A little over one year ago, the Financial Industry Regulatory Authority (FINRA) announced a proposal to increase substantially its collection of brokerage data. That proposal, named the Comprehensive Automated Risk Data System (CARDS), sought to take advantage of “technological advances [that] c[ould have] be[en] leveraged to obtain, store, manage and access large quantities of data to identify and quickly respond to potentially fraudulent and abusive behavior.” Almost immediately upon its announcement of the proposal, FINRA faced industry-wide backlash centered primarily on data-security and regulatory-cost concerns. For more information about the program and the industry’s initial reaction, see my blog post from October 6, 2014, discussing the announcement.
It appears that the concerns voiced by industry participants may have hit home: the executive vice president of regulatory operations for FINRA announced on November 3rd that the CARDS program would not be moving forward, but that data collection and analysis would remain a priority. She further stated that the self-regulator would be focused on identifying techniques for capturing data through its examination methods.

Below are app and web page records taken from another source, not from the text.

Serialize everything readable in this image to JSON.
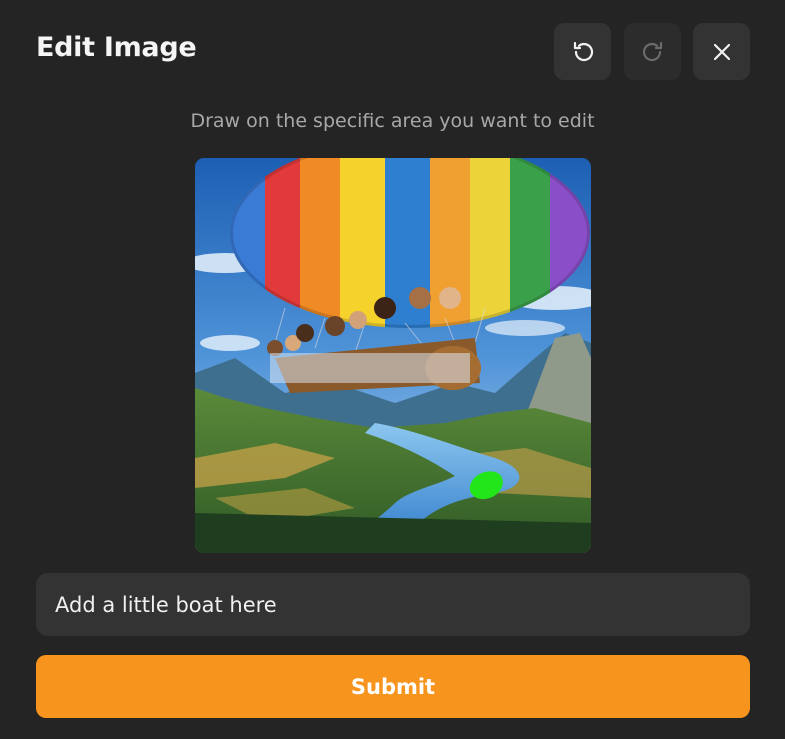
{
  "dialog": {
    "title": "Edit Image",
    "instruction": "Draw on the specific area you want to edit"
  },
  "toolbar": {
    "undo_icon": "undo-icon",
    "redo_icon": "redo-icon",
    "close_icon": "close-icon",
    "redo_enabled": false
  },
  "prompt": {
    "value": "Add a little boat here"
  },
  "submit": {
    "label": "Submit",
    "color": "#f7941d"
  },
  "mask": {
    "color": "#22e51a"
  }
}
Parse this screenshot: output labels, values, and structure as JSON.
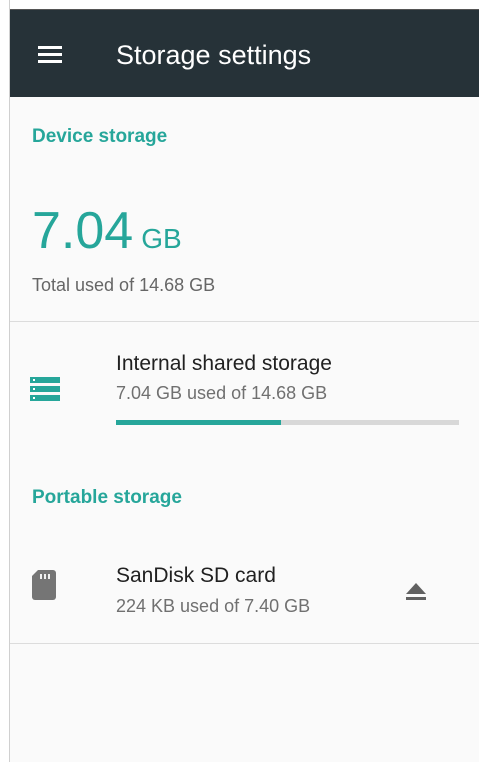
{
  "appbar": {
    "title": "Storage settings",
    "menu_icon": "hamburger-menu-icon"
  },
  "device_storage": {
    "header": "Device storage",
    "used_value": "7.04",
    "used_unit": "GB",
    "total_used_text": "Total used of 14.68 GB"
  },
  "internal_storage": {
    "icon": "storage-icon",
    "title": "Internal shared storage",
    "subtitle": "7.04 GB used of 14.68 GB",
    "used_fraction": 0.4796
  },
  "portable_storage": {
    "header": "Portable storage",
    "items": [
      {
        "icon": "sd-card-icon",
        "title": "SanDisk SD card",
        "subtitle": "224 KB used of 7.40 GB",
        "action_icon": "eject-icon"
      }
    ]
  },
  "colors": {
    "accent": "#26a69a",
    "appbar_bg": "#263238",
    "track": "#d8d8d8"
  }
}
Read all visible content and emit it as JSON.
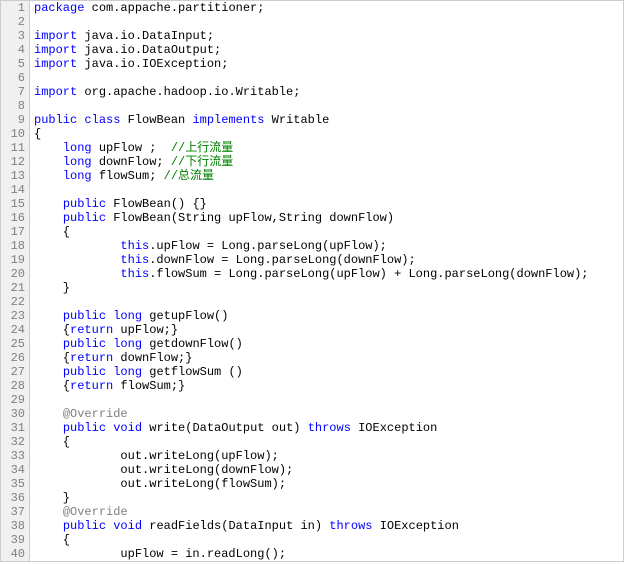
{
  "lines": [
    {
      "n": 1,
      "html": "<span class='kw'>package</span> com.appache.partitioner;"
    },
    {
      "n": 2,
      "html": ""
    },
    {
      "n": 3,
      "html": "<span class='kw'>import</span> java.io.DataInput;"
    },
    {
      "n": 4,
      "html": "<span class='kw'>import</span> java.io.DataOutput;"
    },
    {
      "n": 5,
      "html": "<span class='kw'>import</span> java.io.IOException;"
    },
    {
      "n": 6,
      "html": ""
    },
    {
      "n": 7,
      "html": "<span class='kw'>import</span> org.apache.hadoop.io.Writable;"
    },
    {
      "n": 8,
      "html": ""
    },
    {
      "n": 9,
      "html": "<span class='kw'>public</span> <span class='kw'>class</span> FlowBean <span class='kw'>implements</span> Writable"
    },
    {
      "n": 10,
      "html": "{"
    },
    {
      "n": 11,
      "html": "    <span class='kw'>long</span> upFlow ;  <span class='cmt'>//上行流量</span>"
    },
    {
      "n": 12,
      "html": "    <span class='kw'>long</span> downFlow; <span class='cmt'>//下行流量</span>"
    },
    {
      "n": 13,
      "html": "    <span class='kw'>long</span> flowSum; <span class='cmt'>//总流量</span>"
    },
    {
      "n": 14,
      "html": ""
    },
    {
      "n": 15,
      "html": "    <span class='kw'>public</span> FlowBean() {}"
    },
    {
      "n": 16,
      "html": "    <span class='kw'>public</span> FlowBean(String upFlow,String downFlow)"
    },
    {
      "n": 17,
      "html": "    {"
    },
    {
      "n": 18,
      "html": "            <span class='kw'>this</span>.upFlow = Long.parseLong(upFlow);"
    },
    {
      "n": 19,
      "html": "            <span class='kw'>this</span>.downFlow = Long.parseLong(downFlow);"
    },
    {
      "n": 20,
      "html": "            <span class='kw'>this</span>.flowSum = Long.parseLong(upFlow) + Long.parseLong(downFlow);"
    },
    {
      "n": 21,
      "html": "    }"
    },
    {
      "n": 22,
      "html": ""
    },
    {
      "n": 23,
      "html": "    <span class='kw'>public</span> <span class='kw'>long</span> getupFlow()"
    },
    {
      "n": 24,
      "html": "    {<span class='kw'>return</span> upFlow;}"
    },
    {
      "n": 25,
      "html": "    <span class='kw'>public</span> <span class='kw'>long</span> getdownFlow()"
    },
    {
      "n": 26,
      "html": "    {<span class='kw'>return</span> downFlow;}"
    },
    {
      "n": 27,
      "html": "    <span class='kw'>public</span> <span class='kw'>long</span> getflowSum ()"
    },
    {
      "n": 28,
      "html": "    {<span class='kw'>return</span> flowSum;}"
    },
    {
      "n": 29,
      "html": ""
    },
    {
      "n": 30,
      "html": "    <span class='ann'>@Override</span>"
    },
    {
      "n": 31,
      "html": "    <span class='kw'>public</span> <span class='kw'>void</span> write(DataOutput out) <span class='kw'>throws</span> IOException"
    },
    {
      "n": 32,
      "html": "    {"
    },
    {
      "n": 33,
      "html": "            out.writeLong(upFlow);"
    },
    {
      "n": 34,
      "html": "            out.writeLong(downFlow);"
    },
    {
      "n": 35,
      "html": "            out.writeLong(flowSum);"
    },
    {
      "n": 36,
      "html": "    }"
    },
    {
      "n": 37,
      "html": "    <span class='ann'>@Override</span>"
    },
    {
      "n": 38,
      "html": "    <span class='kw'>public</span> <span class='kw'>void</span> readFields(DataInput in) <span class='kw'>throws</span> IOException"
    },
    {
      "n": 39,
      "html": "    {"
    },
    {
      "n": 40,
      "html": "            upFlow = in.readLong();"
    }
  ]
}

The CARDS program was certainly well-intentioned: given that such tremendous amounts of data can provide significant advantages in detecting trends and fraudulent activities, capturing the benefits of this information is expectably a top priority for FINRA. Conversely, and in light of the ongoing importance placed on cyber-security and the fact that cyber-security remains one of the most serious issues faced by the financial industry, concerns were certainly warranted over FINRA’s concentrated compilation of brokerage data to such a great extent. With FINRA’s CARDS out of the picture, FINRA and other industry participants are free to discuss and develop a new proposal that balances the benefits of better analytical tools against the drawbacks attributable to security vulnerabilities. In any event, and regardless of the re-worked proposal that will be developed in the future, FINRA should be applauded for having followed its comment process and responding appropriately.